MU
Oak Leaves

November 15, 2019

  



College Deans React to Faculty Reductions


Erica Mohr

 

On Oct. 25, President David McFadden sent out a campus-wide email that shocked students. “Hold one another close during the days ahead,” the email said. “Each of us will be touched by the decisions being made.”

This email sparked a curiosity throughout the campus, with students wondering what the email could possibly be hinting at. Then, on Oct. 30, McFadden sent out another email; this one including a list of people and positions that were being eliminated.

The College of Natural and Health Sciences had to reduce one position from the physics department, leaving just one physics faculty member. There are many spiraling effects to the loss of even one faculty member; next year there may not be a physics major offered. “If students are here now and they declare that major by the end of the semester, then yes: we will make sure they will finish their major,” said Mark Huntington, dean of the College of Natural and Health Sciences and interim vice president for Academic Affairs. “I don’t want to speak for the physics faculty, but it’s difficult to have a major with one faculty member.”

Huntington stressed the impact of the reductions not only academically, but also emotionally. “Last Tuesday was a very hard day,” he said. “These are my colleagues and we all work very closely together; we are a very close-knit group.” Something he repeated again and again, stressing just how important this was to him, was how decisions were not made “lightly.”

“They were difficult to make,” Huntington said. “It’s not just about a major or an academic program—it’s about people.”  The College of Education and Social Science will not be filling a position that is being vacated due to retirement. “The immediate impact is we have to do some reconfiguration of the history major and the history education major,” said Leonard Williams, dean of the College of Education and Social Science. “We have to figure out how we can meet the state requirements and provide as good of an education for our students as we can.”

Williams’s office was a perfect portrayal of someone with a love for history—and politics.
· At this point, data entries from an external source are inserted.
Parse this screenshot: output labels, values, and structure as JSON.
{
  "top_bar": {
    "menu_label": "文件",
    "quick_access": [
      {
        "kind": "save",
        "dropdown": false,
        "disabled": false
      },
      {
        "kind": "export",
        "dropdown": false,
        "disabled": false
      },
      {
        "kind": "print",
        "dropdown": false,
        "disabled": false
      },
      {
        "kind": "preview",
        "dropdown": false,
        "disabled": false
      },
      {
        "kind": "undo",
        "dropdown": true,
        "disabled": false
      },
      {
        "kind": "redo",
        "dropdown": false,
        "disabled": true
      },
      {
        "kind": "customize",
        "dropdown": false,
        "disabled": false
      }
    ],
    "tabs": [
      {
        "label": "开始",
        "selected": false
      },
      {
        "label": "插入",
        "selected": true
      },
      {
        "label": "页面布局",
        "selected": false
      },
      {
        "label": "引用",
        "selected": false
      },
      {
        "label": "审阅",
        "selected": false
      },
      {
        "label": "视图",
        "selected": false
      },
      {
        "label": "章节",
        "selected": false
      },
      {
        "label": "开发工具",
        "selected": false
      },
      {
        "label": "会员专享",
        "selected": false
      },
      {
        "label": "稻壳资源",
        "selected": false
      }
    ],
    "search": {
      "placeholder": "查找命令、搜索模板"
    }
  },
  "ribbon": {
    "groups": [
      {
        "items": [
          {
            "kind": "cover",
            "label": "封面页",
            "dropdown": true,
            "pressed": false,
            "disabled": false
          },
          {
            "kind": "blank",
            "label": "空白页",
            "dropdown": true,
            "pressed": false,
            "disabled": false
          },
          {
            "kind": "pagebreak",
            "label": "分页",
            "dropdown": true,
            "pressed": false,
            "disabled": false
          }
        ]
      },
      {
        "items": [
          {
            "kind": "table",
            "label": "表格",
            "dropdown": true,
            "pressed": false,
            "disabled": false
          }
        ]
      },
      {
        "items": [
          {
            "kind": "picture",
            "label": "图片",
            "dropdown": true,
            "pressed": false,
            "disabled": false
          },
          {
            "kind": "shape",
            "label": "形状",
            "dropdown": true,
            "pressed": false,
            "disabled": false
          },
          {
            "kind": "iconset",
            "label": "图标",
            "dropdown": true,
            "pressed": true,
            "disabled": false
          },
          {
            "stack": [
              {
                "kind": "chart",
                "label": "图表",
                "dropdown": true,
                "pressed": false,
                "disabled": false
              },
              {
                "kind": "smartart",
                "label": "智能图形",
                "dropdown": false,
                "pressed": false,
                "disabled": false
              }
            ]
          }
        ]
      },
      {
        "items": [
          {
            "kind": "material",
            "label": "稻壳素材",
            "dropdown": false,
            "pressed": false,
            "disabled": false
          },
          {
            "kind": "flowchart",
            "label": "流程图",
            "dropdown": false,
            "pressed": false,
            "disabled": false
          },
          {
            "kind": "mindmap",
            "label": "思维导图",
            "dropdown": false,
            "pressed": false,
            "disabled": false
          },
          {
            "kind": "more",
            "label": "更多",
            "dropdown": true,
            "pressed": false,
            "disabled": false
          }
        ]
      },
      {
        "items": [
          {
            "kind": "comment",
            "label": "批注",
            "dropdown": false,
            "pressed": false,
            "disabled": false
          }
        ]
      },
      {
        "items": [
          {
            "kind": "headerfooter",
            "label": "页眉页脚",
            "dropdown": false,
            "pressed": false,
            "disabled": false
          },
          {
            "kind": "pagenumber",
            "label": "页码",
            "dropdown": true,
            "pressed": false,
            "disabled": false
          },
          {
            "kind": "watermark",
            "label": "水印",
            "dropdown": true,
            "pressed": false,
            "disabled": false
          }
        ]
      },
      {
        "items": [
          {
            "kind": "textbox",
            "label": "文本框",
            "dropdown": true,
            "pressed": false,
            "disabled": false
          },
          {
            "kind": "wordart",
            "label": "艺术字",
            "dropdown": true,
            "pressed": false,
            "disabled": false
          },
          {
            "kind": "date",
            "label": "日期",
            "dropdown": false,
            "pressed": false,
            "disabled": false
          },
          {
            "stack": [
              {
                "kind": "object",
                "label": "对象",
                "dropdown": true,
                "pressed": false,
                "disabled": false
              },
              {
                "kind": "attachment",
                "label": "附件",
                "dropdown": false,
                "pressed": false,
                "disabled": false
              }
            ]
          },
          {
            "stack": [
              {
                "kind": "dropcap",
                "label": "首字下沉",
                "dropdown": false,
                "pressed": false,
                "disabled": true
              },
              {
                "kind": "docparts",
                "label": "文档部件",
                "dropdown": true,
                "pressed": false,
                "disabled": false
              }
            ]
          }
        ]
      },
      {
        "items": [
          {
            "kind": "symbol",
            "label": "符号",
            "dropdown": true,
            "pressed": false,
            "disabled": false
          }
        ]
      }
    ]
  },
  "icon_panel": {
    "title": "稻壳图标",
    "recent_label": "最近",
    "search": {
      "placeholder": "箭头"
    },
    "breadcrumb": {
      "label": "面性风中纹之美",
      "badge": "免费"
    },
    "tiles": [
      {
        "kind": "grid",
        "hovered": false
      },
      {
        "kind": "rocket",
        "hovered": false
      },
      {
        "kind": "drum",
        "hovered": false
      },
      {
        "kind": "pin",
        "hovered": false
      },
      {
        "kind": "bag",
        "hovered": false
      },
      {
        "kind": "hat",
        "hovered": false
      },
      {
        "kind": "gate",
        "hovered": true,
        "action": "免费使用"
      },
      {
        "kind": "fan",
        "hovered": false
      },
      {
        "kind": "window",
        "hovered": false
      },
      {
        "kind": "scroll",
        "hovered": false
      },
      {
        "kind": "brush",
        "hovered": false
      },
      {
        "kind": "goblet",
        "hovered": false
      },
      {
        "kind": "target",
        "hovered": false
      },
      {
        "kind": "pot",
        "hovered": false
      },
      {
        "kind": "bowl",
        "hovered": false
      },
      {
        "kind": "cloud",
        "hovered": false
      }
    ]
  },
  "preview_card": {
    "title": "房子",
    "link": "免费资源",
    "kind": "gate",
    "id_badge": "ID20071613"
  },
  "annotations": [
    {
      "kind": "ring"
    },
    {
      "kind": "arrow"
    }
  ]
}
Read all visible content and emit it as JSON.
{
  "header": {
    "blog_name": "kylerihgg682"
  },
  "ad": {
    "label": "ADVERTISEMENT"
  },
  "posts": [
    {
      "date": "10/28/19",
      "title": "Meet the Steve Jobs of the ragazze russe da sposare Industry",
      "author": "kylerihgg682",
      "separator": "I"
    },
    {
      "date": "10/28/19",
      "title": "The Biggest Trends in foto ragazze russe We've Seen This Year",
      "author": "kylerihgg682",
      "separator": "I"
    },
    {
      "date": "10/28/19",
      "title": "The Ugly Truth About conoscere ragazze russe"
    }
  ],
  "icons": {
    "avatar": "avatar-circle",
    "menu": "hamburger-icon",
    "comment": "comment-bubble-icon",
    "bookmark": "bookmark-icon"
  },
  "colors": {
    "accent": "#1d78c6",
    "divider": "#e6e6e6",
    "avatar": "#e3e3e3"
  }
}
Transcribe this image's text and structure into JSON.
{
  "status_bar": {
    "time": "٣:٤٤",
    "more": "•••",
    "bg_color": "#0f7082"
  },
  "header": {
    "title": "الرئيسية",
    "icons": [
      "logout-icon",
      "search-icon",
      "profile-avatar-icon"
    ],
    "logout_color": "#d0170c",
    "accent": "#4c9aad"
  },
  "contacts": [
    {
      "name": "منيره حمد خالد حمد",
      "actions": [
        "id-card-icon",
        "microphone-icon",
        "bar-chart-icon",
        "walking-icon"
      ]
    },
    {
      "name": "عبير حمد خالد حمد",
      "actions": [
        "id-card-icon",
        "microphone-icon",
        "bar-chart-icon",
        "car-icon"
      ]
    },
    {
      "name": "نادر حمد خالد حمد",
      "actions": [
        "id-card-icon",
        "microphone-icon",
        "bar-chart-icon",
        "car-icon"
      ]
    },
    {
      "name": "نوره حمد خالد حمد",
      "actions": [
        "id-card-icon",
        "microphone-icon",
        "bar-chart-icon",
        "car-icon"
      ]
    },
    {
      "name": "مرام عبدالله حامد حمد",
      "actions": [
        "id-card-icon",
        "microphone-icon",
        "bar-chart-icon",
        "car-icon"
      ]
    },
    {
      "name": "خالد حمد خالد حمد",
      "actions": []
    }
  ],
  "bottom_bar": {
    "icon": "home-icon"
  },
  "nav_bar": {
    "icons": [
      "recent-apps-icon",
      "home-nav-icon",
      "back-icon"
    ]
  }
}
He had a picture of the First Amendment above his desk, and two cases of bookshelves, racked with titles such as “The Origins of the American Constitution” and “Strong Democracy.” He offered an analytical view of why reductions happened, looking at old warning signs of how programs in other schools in the Midwest have had declining enrollments. Looking at the demographics, he said: “There’s just not enough 18-25-year olds going to college in these areas.”

This is not unfamiliar territory. “The odd thing for me,” Williams said, “is we had similar troubles in the early to mid-1980s with enrollment—faculty and staff cuts had to happen.

Then, somehow we survived and prospered and now it’s kind of come back to that and that’s just the demographic changes for a school that depends on students coming here.” Williams explained how the programs that get hit hardest are the ones that have the fewest numbers of majors. “Even though they’re making contributions in other ways, that’s where the numbers lead you,” he said.

Emotionally, this was no easier on Williams than it was on Huntington. “It’s rough first, in having to do it and second, in knowing that the institution that I knew 30 some years ago is changing” Williams said. “It’s rough when we know friends and colleagues are suffering, yet decisions have to be made.”